» **Exercise prompt**: Give the data again word for word; drop the pictures.

+ + + + + + +

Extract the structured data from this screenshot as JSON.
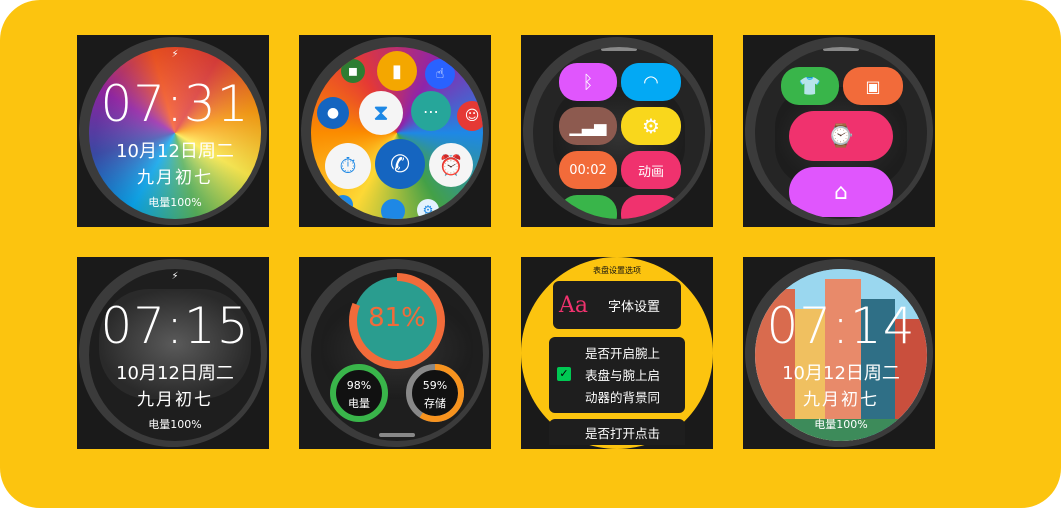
{
  "tiles": {
    "clock1": {
      "time": "07:31",
      "date": "10月12日周二",
      "lunar": "九月初七",
      "battery": "电量100%"
    },
    "clock2": {
      "time": "07:15",
      "date": "10月12日周二",
      "lunar": "九月初七",
      "battery": "电量100%"
    },
    "clock3": {
      "time": "07:14",
      "date": "10月12日周二",
      "lunar": "九月初七",
      "battery": "电量100%"
    },
    "controls": {
      "timer": "00:02",
      "animation": "动画"
    },
    "stats": {
      "main_percent": "81%",
      "battery_pct": "98%",
      "battery_label": "电量",
      "storage_pct": "59%",
      "storage_label": "存储"
    },
    "settings": {
      "header": "表盘设置选项",
      "font_item": "字体设置",
      "toggle_text_line1": "是否开启腕上",
      "toggle_text_line2": "表盘与腕上启",
      "toggle_text_line3": "动器的背景同",
      "cut_line": "是否打开点击"
    }
  },
  "icons": [
    "flashlight-icon",
    "touch-icon",
    "person-icon",
    "hourglass-icon",
    "chat-icon",
    "emoji-icon",
    "stopwatch-icon",
    "phone-icon",
    "alarm-icon",
    "bluetooth-icon",
    "wifi-icon",
    "signal-icon",
    "gear-icon",
    "shirt-icon",
    "image-icon",
    "watch-icon",
    "home-icon",
    "checkbox-icon",
    "font-icon"
  ],
  "colors": {
    "background": "#fcc40f",
    "tile": "#1a1a1a",
    "orange": "#f26b3a",
    "green": "#39b54a",
    "magenta": "#e040d0",
    "blue": "#2979ff"
  }
}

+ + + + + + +

» **Exercise response**:
Extract the structured data from this screenshot as JSON.
{
  "tiles": {
    "clock1": {
      "time": "07:31",
      "date": "10月12日周二",
      "lunar": "九月初七",
      "battery": "电量100%"
    },
    "clock2": {
      "time": "07:15",
      "date": "10月12日周二",
      "lunar": "九月初七",
      "battery": "电量100%"
    },
    "clock3": {
      "time": "07:14",
      "date": "10月12日周二",
      "lunar": "九月初七",
      "battery": "电量100%"
    },
    "controls": {
      "timer": "00:02",
      "animation": "动画"
    },
    "stats": {
      "main_percent": "81%",
      "battery_pct": "98%",
      "battery_label": "电量",
      "storage_pct": "59%",
      "storage_label": "存储"
    },
    "settings": {
      "header": "表盘设置选项",
      "font_item": "字体设置",
      "toggle_text_line1": "是否开启腕上",
      "toggle_text_line2": "表盘与腕上启",
      "toggle_text_line3": "动器的背景同",
      "cut_line": "是否打开点击"
    }
  },
  "icons": [
    "flashlight-icon",
    "touch-icon",
    "person-icon",
    "hourglass-icon",
    "chat-icon",
    "emoji-icon",
    "stopwatch-icon",
    "phone-icon",
    "alarm-icon",
    "bluetooth-icon",
    "wifi-icon",
    "signal-icon",
    "gear-icon",
    "shirt-icon",
    "image-icon",
    "watch-icon",
    "home-icon",
    "checkbox-icon",
    "font-icon"
  ],
  "colors": {
    "background": "#fcc40f",
    "tile": "#1a1a1a",
    "orange": "#f26b3a",
    "green": "#39b54a",
    "magenta": "#e040d0",
    "blue": "#2979ff"
  }
}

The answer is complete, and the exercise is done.